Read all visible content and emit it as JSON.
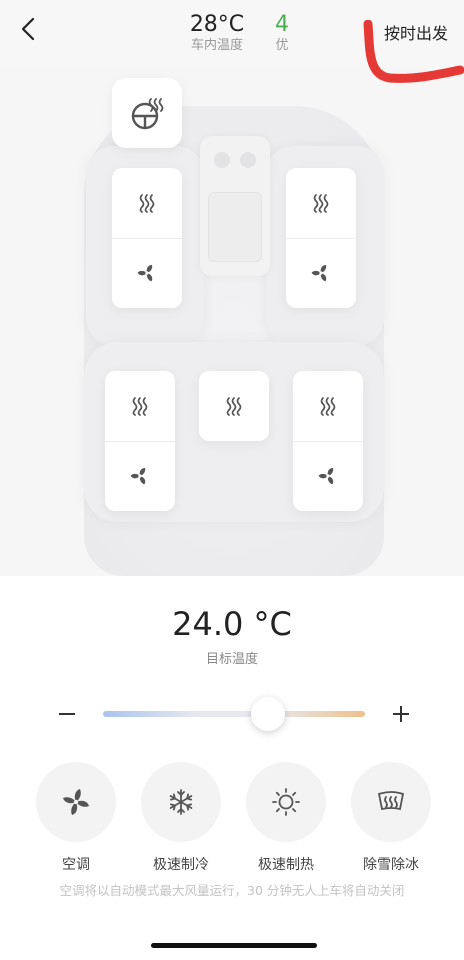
{
  "header": {
    "cabin_temp_value": "28°C",
    "cabin_temp_label": "车内温度",
    "air_quality_value": "4",
    "air_quality_label": "优",
    "depart_on_time": "按时出发",
    "back_icon": "chevron-left-icon",
    "accent_good": "#4caf50",
    "annotation_color": "#e53935"
  },
  "seats": {
    "steering_wheel_heat_icon": "steering-wheel-heat-icon",
    "front_left": {
      "heat_icon": "seat-heat-icon",
      "vent_icon": "fan-icon"
    },
    "front_right": {
      "heat_icon": "seat-heat-icon",
      "vent_icon": "fan-icon"
    },
    "rear_left": {
      "heat_icon": "seat-heat-icon",
      "vent_icon": "fan-icon"
    },
    "rear_center": {
      "heat_icon": "seat-heat-icon"
    },
    "rear_right": {
      "heat_icon": "seat-heat-icon",
      "vent_icon": "fan-icon"
    }
  },
  "climate": {
    "target_temp_value": "24.0 °C",
    "target_temp_label": "目标温度",
    "minus_icon": "minus-icon",
    "plus_icon": "plus-icon",
    "slider_fraction": 0.63,
    "slider_cold_color": "#a9c4ef",
    "slider_hot_color": "#efc08a"
  },
  "modes": [
    {
      "label": "空调",
      "icon": "fan-icon"
    },
    {
      "label": "极速制冷",
      "icon": "snowflake-icon"
    },
    {
      "label": "极速制热",
      "icon": "sun-icon"
    },
    {
      "label": "除雪除冰",
      "icon": "defrost-icon"
    }
  ],
  "hint": "空调将以自动模式最大风量运行，30 分钟无人上车将自动关闭"
}
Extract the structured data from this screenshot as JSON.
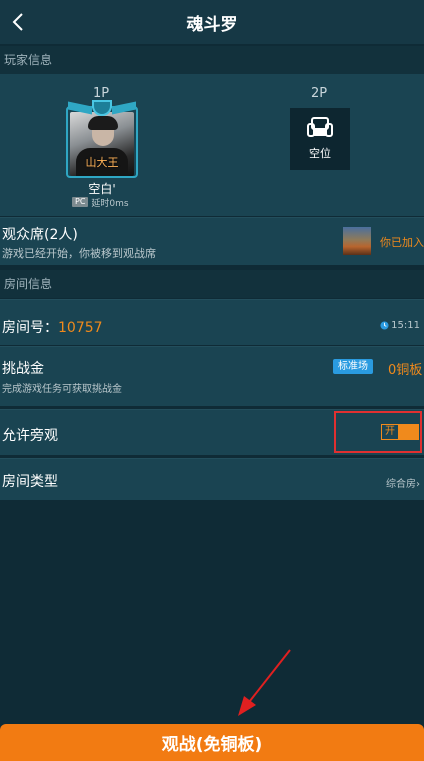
{
  "header": {
    "title": "魂斗罗"
  },
  "sections": {
    "player_info": "玩家信息",
    "room_info": "房间信息"
  },
  "players": {
    "p1": {
      "label": "1P",
      "avatar_caption": "山大王",
      "name": "空白'",
      "platform": "PC",
      "ping": "延时0ms"
    },
    "p2": {
      "label": "2P",
      "empty_label": "空位"
    }
  },
  "spectators": {
    "title": "观众席(2人)",
    "subtitle": "游戏已经开始，你被移到观战席",
    "joined": "你已加入"
  },
  "room": {
    "number_label": "房间号：",
    "number": "10757",
    "time": "15:11",
    "challenge_label": "挑战金",
    "challenge_tag": "标准场",
    "challenge_amount": "0铜板",
    "challenge_sub": "完成游戏任务可获取挑战金",
    "allow_watch_label": "允许旁观",
    "allow_watch_state": "开",
    "room_type_label": "房间类型",
    "room_type_value": "综合房"
  },
  "action": {
    "watch_button": "观战(免铜板)"
  },
  "colors": {
    "accent": "#f08a1c",
    "button": "#f27b12",
    "highlight": "#e03030",
    "tag": "#2a9be0"
  },
  "icons": [
    "back-arrow-icon",
    "sofa-icon",
    "clock-icon",
    "chevron-right-icon"
  ]
}
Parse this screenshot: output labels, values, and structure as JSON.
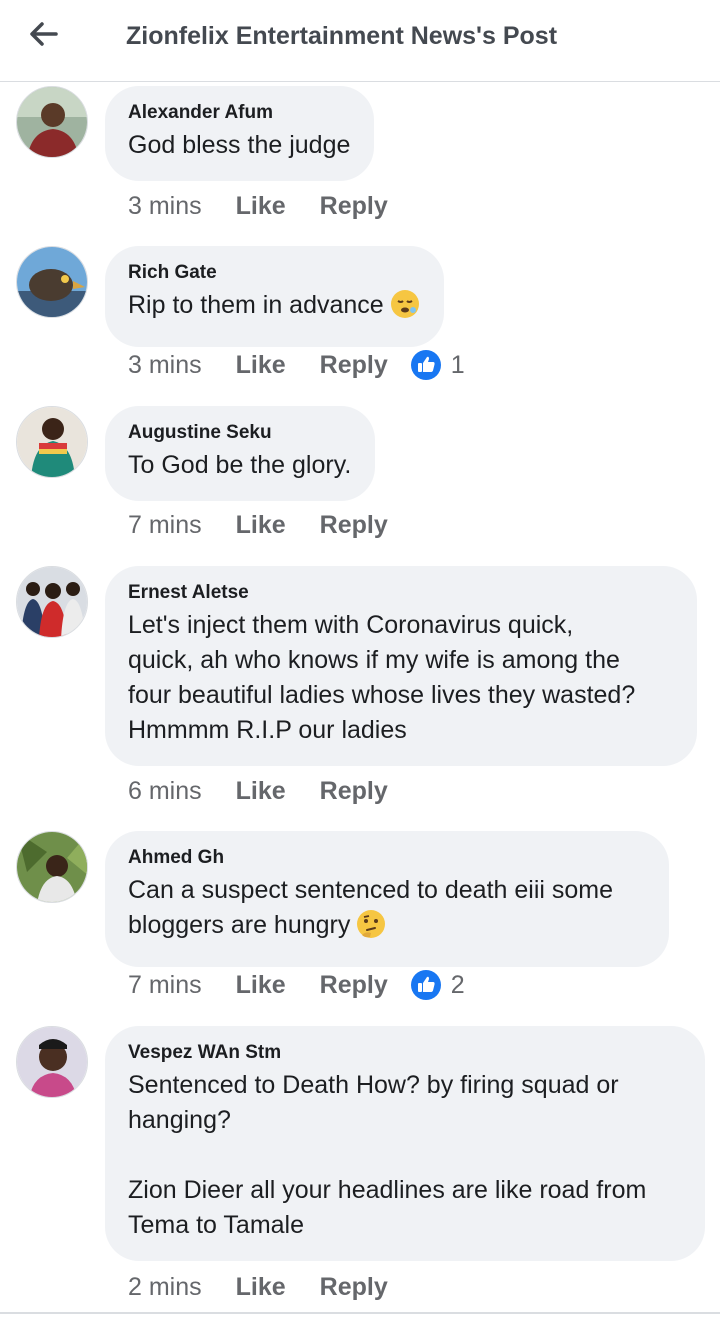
{
  "header": {
    "title": "Zionfelix Entertainment News's Post",
    "back_icon": "arrow-left-icon"
  },
  "comments": [
    {
      "author": "Alexander Afum",
      "text": "God bless the judge",
      "time": "3 mins",
      "like": "Like",
      "reply": "Reply",
      "reactions": ""
    },
    {
      "author": "Rich Gate",
      "text": "Rip to them in advance",
      "emoji": "sleepy-face-icon",
      "time": "3 mins",
      "like": "Like",
      "reply": "Reply",
      "reactions": "1"
    },
    {
      "author": "Augustine Seku",
      "text": "To God be the glory.",
      "time": "7 mins",
      "like": "Like",
      "reply": "Reply",
      "reactions": ""
    },
    {
      "author": "Ernest Aletse",
      "text": "Let's inject them with Coronavirus quick,\nquick, ah who knows if my wife is among the\nfour beautiful ladies whose lives they wasted?\nHmmmm R.I.P our ladies",
      "time": "6 mins",
      "like": "Like",
      "reply": "Reply",
      "reactions": ""
    },
    {
      "author": "Ahmed Gh",
      "text": "Can a suspect sentenced to death eiii some\nbloggers are hungry",
      "emoji": "thinking-face-icon",
      "time": "7 mins",
      "like": "Like",
      "reply": "Reply",
      "reactions": "2"
    },
    {
      "author": "Vespez WAn Stm",
      "text": "Sentenced to Death How? by firing squad or\nhanging?\n\nZion Dieer all your headlines are like road from\nTema to Tamale",
      "time": "2 mins",
      "like": "Like",
      "reply": "Reply",
      "reactions": ""
    }
  ],
  "colors": {
    "bubble": "#f0f2f5",
    "like_blue": "#1877f2",
    "meta_gray": "#65676b"
  }
}
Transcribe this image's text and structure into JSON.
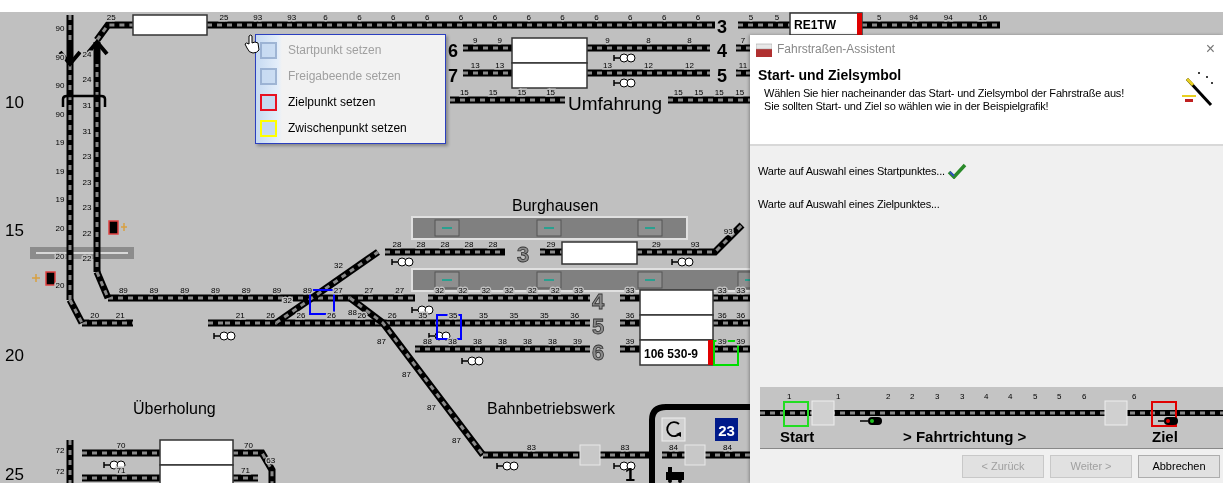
{
  "grid_labels": [
    "10",
    "15",
    "20",
    "25"
  ],
  "station_labels": [
    "Umfahrung",
    "Burghausen",
    "Überholung",
    "Bahnbetriebswerk"
  ],
  "track_names": [
    {
      "label": "3",
      "kind": "main"
    },
    {
      "label": "4",
      "kind": "main"
    },
    {
      "label": "5",
      "kind": "main"
    },
    {
      "label": "6",
      "kind": "main"
    },
    {
      "label": "7",
      "kind": "main"
    },
    {
      "label": "3",
      "kind": "outlined"
    },
    {
      "label": "4",
      "kind": "outlined"
    },
    {
      "label": "5",
      "kind": "outlined"
    },
    {
      "label": "6",
      "kind": "outlined"
    },
    {
      "label": "1",
      "kind": "main"
    }
  ],
  "tracks": [
    {
      "labels": [
        "25"
      ]
    },
    {
      "labels": [
        "25",
        "93",
        "93",
        "6",
        "6",
        "6",
        "6",
        "6",
        "6",
        "6",
        "6",
        "6",
        "6",
        "6",
        "6"
      ]
    },
    {
      "labels": [
        "5",
        "5"
      ]
    },
    {
      "labels": [
        "5",
        "94",
        "94",
        "16"
      ]
    },
    {
      "labels": [
        "9",
        "9"
      ]
    },
    {
      "labels": [
        "9",
        "8",
        "8"
      ]
    },
    {
      "labels": [
        "7"
      ]
    },
    {
      "labels": [
        "13",
        "13"
      ]
    },
    {
      "labels": [
        "13",
        "12",
        "12"
      ]
    },
    {
      "labels": [
        "11"
      ]
    },
    {
      "labels": [
        "15",
        "15",
        "15",
        "15"
      ]
    },
    {
      "labels": [
        "15",
        "15",
        "15",
        "15"
      ]
    },
    {
      "labels": [
        "90",
        "90",
        "90",
        "90",
        "19",
        "19",
        "19",
        "20",
        "20",
        "20"
      ]
    },
    {
      "labels": [
        "20",
        "21"
      ]
    },
    {
      "labels": [
        "24",
        "24",
        "31",
        "31",
        "23",
        "23",
        "23",
        "22",
        "22"
      ]
    },
    {
      "labels": [
        "89",
        "89",
        "89",
        "89",
        "89",
        "89",
        "89",
        "27",
        "27",
        "27"
      ]
    },
    {
      "labels": [
        "32",
        "32",
        "32",
        "32",
        "32",
        "32",
        "33"
      ]
    },
    {
      "labels": [
        "33"
      ]
    },
    {
      "labels": [
        "33",
        "33"
      ]
    },
    {
      "labels": [
        "21",
        "26",
        "26",
        "26",
        "26",
        "26",
        "35",
        "35",
        "35",
        "35",
        "35",
        "36"
      ]
    },
    {
      "labels": [
        "36"
      ]
    },
    {
      "labels": [
        "36",
        "36"
      ]
    },
    {
      "labels": [
        "88",
        "38",
        "38",
        "38",
        "38",
        "38",
        "39"
      ]
    },
    {
      "labels": [
        "39"
      ]
    },
    {
      "labels": [
        "39",
        "39"
      ]
    },
    {
      "labels": [
        "28",
        "28",
        "28",
        "28",
        "28"
      ]
    },
    {
      "labels": [
        "29"
      ]
    },
    {
      "labels": [
        "29",
        "93",
        "93"
      ]
    },
    {
      "labels": [
        "32",
        "32"
      ]
    },
    {
      "labels": [
        "88",
        "87",
        "87",
        "87",
        "87"
      ]
    },
    {
      "labels": [
        "83"
      ]
    },
    {
      "labels": [
        "83"
      ]
    },
    {
      "labels": [
        "72",
        "72"
      ]
    },
    {
      "labels": [
        "70"
      ]
    },
    {
      "labels": [
        "71"
      ]
    },
    {
      "labels": [
        "70",
        "63"
      ]
    },
    {
      "labels": [
        "71"
      ]
    },
    {
      "labels": [
        "84"
      ]
    },
    {
      "labels": [
        "84"
      ]
    }
  ],
  "trains": [
    {
      "label": "RE1TW"
    },
    {
      "label": "106 530-9"
    }
  ],
  "depot_badge": "23",
  "selection_markers": [
    {
      "color": "#0000ff"
    },
    {
      "color": "#0000ff"
    },
    {
      "color": "#00dd00"
    }
  ],
  "context_menu": {
    "items": [
      {
        "label": "Startpunkt setzen",
        "disabled": true,
        "color": "#8fa8cc"
      },
      {
        "label": "Freigabeende setzen",
        "disabled": true,
        "color": "#8fa8cc"
      },
      {
        "label": "Zielpunkt setzen",
        "disabled": false,
        "color": "#e81123"
      },
      {
        "label": "Zwischenpunkt setzen",
        "disabled": false,
        "color": "#ffff00"
      }
    ]
  },
  "dialog": {
    "title": "Fahrstraßen-Assistent",
    "close": "×",
    "heading": "Start- und Zielsymbol",
    "description": [
      "Wählen Sie hier nacheinander das Start- und Zielsymbol der Fahrstraße aus!",
      "Sie sollten Start- und Ziel so wählen wie in der Beispielgrafik!"
    ],
    "steps": [
      {
        "text": "Warte auf Auswahl eines Startpunktes...",
        "done": true
      },
      {
        "text": "Warte auf Auswahl eines Zielpunktes...",
        "done": false
      }
    ],
    "example": {
      "numbers": [
        "1",
        "1",
        "2",
        "2",
        "3",
        "3",
        "4",
        "4",
        "5",
        "5",
        "6",
        "6"
      ],
      "start": "Start",
      "direction": "> Fahrtrichtung >",
      "target": "Ziel"
    },
    "buttons": [
      {
        "label": "< Zurück",
        "disabled": true
      },
      {
        "label": "Weiter >",
        "disabled": true
      },
      {
        "label": "Abbrechen",
        "disabled": false
      }
    ]
  }
}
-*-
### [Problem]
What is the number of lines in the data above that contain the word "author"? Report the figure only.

### [Output for this exercise]
6